Neuro-adjusted ventilatory assist is emerging in the field of respiratory support, which uses an infant’s electrical diaphragmatic activity (Edi) to give synchronized inspiratory pressure support. However, there is a lack of information about typical neonatal Edi values. The purpose of this research was to determine appropriate Edi levels as a baseline for premature and full-term infants who are not in need of respiratory support. A group of newborn babies was observed as they breathed naturally in room air, and the results were recorded prospectively. A specialized naso/orogastric feeding tube with implanted electrodes at the level of the diaphragm was used to track the Edi waveform.
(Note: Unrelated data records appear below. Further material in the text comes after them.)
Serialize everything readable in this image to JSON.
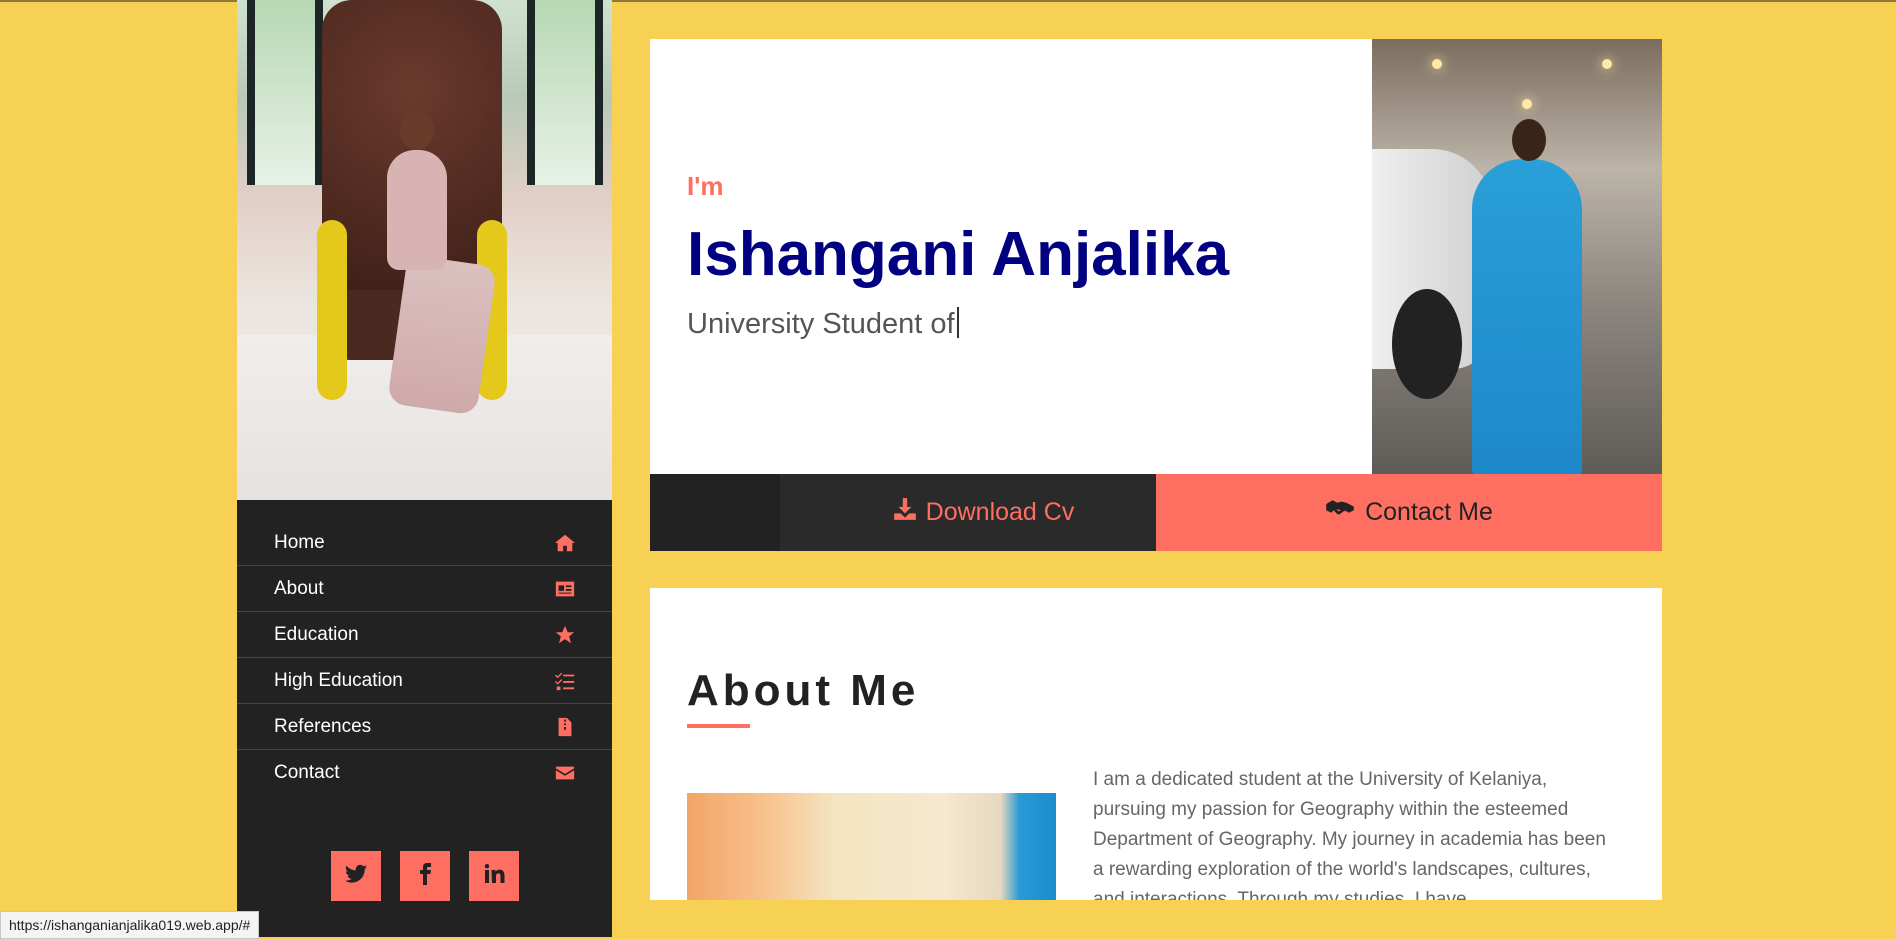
{
  "sidebar": {
    "nav": [
      {
        "label": "Home",
        "icon": "home-icon"
      },
      {
        "label": "About",
        "icon": "id-card-icon"
      },
      {
        "label": "Education",
        "icon": "star-icon"
      },
      {
        "label": "High Education",
        "icon": "tasks-icon"
      },
      {
        "label": "References",
        "icon": "file-icon"
      },
      {
        "label": "Contact",
        "icon": "envelope-icon"
      }
    ],
    "social": [
      {
        "icon": "twitter-icon"
      },
      {
        "icon": "facebook-icon"
      },
      {
        "icon": "linkedin-icon"
      }
    ]
  },
  "hero": {
    "intro": "I'm",
    "name": "Ishangani Anjalika",
    "role": "University Student of",
    "download_label": "Download Cv",
    "contact_label": "Contact Me"
  },
  "about": {
    "title": "About Me",
    "text": "I am a dedicated student at the University of Kelaniya, pursuing my passion for Geography within the esteemed Department of Geography. My journey in academia has been a rewarding exploration of the world's landscapes, cultures, and interactions. Through my studies, I have"
  },
  "status_bar": {
    "url": "https://ishanganianjalika019.web.app/#"
  },
  "colors": {
    "background": "#f7d154",
    "accent": "#ff6f61",
    "sidebar": "#222222",
    "name": "#000080"
  }
}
Without deviating from standard clinical practice, researchers monitored Edi minimums and maximums constantly for 4 hours without deviating from standard clinical practice. The participants included 24 infants, 16 of whom were born prematurely (< 37 weeks of pregnancy) and 8 of whom were delivered full-term. During the research period, all newborns were using only room air for breathing during the research period. All infants had their edi data successfully recorded. The median Edi peak was 10.13 (±3.50) μV, whereas the median Edi minimum was 3.02 (±0.94)  μV. Edi lowest in preterm infants was 3.05 (±0.91)  μV, and Edi maximum was 9.36 (±2.13)  μV on average (±SD). The mean (±SD) Edi minimum in full-term newborns was 2.97 (±1.05)  μV, and the mean (±SD) Edi maximum was 11.66 (±5.14)  μV. Preterm and full-term neonates have respective reference Edi value sets. These values can serve as guidance when monitoring breathing assistance and applying diaphragm-triggered modalities of respiratory support to newborn infants.

Source: bmcpediatr.biomedcentral.com/articles/10.1186/s12887-022-03619-1